(Data records begins)

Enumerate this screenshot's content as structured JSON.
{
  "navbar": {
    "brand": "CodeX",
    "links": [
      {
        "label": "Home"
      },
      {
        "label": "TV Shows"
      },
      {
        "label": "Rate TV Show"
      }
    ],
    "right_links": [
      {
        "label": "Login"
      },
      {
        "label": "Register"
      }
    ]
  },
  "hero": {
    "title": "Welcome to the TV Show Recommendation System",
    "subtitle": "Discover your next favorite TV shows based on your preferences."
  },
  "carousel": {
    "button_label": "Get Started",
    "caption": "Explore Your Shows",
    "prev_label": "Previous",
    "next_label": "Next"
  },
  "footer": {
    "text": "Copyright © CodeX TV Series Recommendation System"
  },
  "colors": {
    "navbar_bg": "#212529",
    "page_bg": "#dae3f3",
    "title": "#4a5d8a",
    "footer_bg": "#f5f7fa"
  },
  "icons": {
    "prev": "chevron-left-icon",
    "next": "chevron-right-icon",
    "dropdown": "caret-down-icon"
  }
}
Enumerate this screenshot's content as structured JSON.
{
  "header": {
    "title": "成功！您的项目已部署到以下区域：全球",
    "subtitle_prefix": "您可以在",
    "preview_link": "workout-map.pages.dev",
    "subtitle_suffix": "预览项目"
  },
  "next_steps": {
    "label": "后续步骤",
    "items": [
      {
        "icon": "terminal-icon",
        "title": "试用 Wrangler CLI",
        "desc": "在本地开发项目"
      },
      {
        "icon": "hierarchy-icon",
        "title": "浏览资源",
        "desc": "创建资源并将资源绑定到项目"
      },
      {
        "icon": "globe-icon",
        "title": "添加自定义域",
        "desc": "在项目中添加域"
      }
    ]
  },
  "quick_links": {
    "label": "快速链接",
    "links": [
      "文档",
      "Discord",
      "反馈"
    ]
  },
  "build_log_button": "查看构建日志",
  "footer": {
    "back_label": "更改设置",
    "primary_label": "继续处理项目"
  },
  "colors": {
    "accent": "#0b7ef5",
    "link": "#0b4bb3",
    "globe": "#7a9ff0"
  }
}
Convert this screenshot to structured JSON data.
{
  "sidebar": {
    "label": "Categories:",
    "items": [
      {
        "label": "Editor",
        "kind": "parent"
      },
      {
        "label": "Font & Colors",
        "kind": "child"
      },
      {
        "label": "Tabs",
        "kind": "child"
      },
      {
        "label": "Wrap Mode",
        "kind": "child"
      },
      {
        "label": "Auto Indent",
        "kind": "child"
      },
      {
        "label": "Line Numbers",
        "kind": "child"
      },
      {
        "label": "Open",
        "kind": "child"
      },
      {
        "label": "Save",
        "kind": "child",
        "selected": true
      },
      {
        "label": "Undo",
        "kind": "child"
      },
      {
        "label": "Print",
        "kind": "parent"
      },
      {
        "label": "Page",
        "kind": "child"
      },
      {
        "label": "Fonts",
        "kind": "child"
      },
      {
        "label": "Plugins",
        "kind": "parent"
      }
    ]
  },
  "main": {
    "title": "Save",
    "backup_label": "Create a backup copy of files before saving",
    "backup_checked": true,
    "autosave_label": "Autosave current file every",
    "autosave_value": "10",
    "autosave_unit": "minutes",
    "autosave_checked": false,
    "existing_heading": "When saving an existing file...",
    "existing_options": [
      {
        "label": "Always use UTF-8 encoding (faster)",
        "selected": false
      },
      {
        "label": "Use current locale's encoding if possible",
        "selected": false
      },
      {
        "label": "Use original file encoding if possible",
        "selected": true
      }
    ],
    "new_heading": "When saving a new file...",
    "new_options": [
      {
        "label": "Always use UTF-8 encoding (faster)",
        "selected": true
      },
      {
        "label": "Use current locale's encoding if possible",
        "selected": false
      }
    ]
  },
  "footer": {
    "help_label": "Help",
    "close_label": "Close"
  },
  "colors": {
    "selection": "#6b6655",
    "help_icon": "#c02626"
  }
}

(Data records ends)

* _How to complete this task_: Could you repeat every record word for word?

* _Result of the task_:
Enumerate this screenshot's content as structured JSON.
{
  "navbar": {
    "brand": "CodeX",
    "links": [
      {
        "label": "Home"
      },
      {
        "label": "TV Shows"
      },
      {
        "label": "Rate TV Show"
      }
    ],
    "right_links": [
      {
        "label": "Login"
      },
      {
        "label": "Register"
      }
    ]
  },
  "hero": {
    "title": "Welcome to the TV Show Recommendation System",
    "subtitle": "Discover your next favorite TV shows based on your preferences."
  },
  "carousel": {
    "button_label": "Get Started",
    "caption": "Explore Your Shows",
    "prev_label": "Previous",
    "next_label": "Next"
  },
  "footer": {
    "text": "Copyright © CodeX TV Series Recommendation System"
  },
  "colors": {
    "navbar_bg": "#212529",
    "page_bg": "#dae3f3",
    "title": "#4a5d8a",
    "footer_bg": "#f5f7fa"
  },
  "icons": {
    "prev": "chevron-left-icon",
    "next": "chevron-right-icon",
    "dropdown": "caret-down-icon"
  }
}
Enumerate this screenshot's content as structured JSON.
{
  "header": {
    "title": "成功！您的项目已部署到以下区域：全球",
    "subtitle_prefix": "您可以在",
    "preview_link": "workout-map.pages.dev",
    "subtitle_suffix": "预览项目"
  },
  "next_steps": {
    "label": "后续步骤",
    "items": [
      {
        "icon": "terminal-icon",
        "title": "试用 Wrangler CLI",
        "desc": "在本地开发项目"
      },
      {
        "icon": "hierarchy-icon",
        "title": "浏览资源",
        "desc": "创建资源并将资源绑定到项目"
      },
      {
        "icon": "globe-icon",
        "title": "添加自定义域",
        "desc": "在项目中添加域"
      }
    ]
  },
  "quick_links": {
    "label": "快速链接",
    "links": [
      "文档",
      "Discord",
      "反馈"
    ]
  },
  "build_log_button": "查看构建日志",
  "footer": {
    "back_label": "更改设置",
    "primary_label": "继续处理项目"
  },
  "colors": {
    "accent": "#0b7ef5",
    "link": "#0b4bb3",
    "globe": "#7a9ff0"
  }
}
Convert this screenshot to structured JSON data.
{
  "sidebar": {
    "label": "Categories:",
    "items": [
      {
        "label": "Editor",
        "kind": "parent"
      },
      {
        "label": "Font & Colors",
        "kind": "child"
      },
      {
        "label": "Tabs",
        "kind": "child"
      },
      {
        "label": "Wrap Mode",
        "kind": "child"
      },
      {
        "label": "Auto Indent",
        "kind": "child"
      },
      {
        "label": "Line Numbers",
        "kind": "child"
      },
      {
        "label": "Open",
        "kind": "child"
      },
      {
        "label": "Save",
        "kind": "child",
        "selected": true
      },
      {
        "label": "Undo",
        "kind": "child"
      },
      {
        "label": "Print",
        "kind": "parent"
      },
      {
        "label": "Page",
        "kind": "child"
      },
      {
        "label": "Fonts",
        "kind": "child"
      },
      {
        "label": "Plugins",
        "kind": "parent"
      }
    ]
  },
  "main": {
    "title": "Save",
    "backup_label": "Create a backup copy of files before saving",
    "backup_checked": true,
    "autosave_label": "Autosave current file every",
    "autosave_value": "10",
    "autosave_unit": "minutes",
    "autosave_checked": false,
    "existing_heading": "When saving an existing file...",
    "existing_options": [
      {
        "label": "Always use UTF-8 encoding (faster)",
        "selected": false
      },
      {
        "label": "Use current locale's encoding if possible",
        "selected": false
      },
      {
        "label": "Use original file encoding if possible",
        "selected": true
      }
    ],
    "new_heading": "When saving a new file...",
    "new_options": [
      {
        "label": "Always use UTF-8 encoding (faster)",
        "selected": true
      },
      {
        "label": "Use current locale's encoding if possible",
        "selected": false
      }
    ]
  },
  "footer": {
    "help_label": "Help",
    "close_label": "Close"
  },
  "colors": {
    "selection": "#6b6655",
    "help_icon": "#c02626"
  }
}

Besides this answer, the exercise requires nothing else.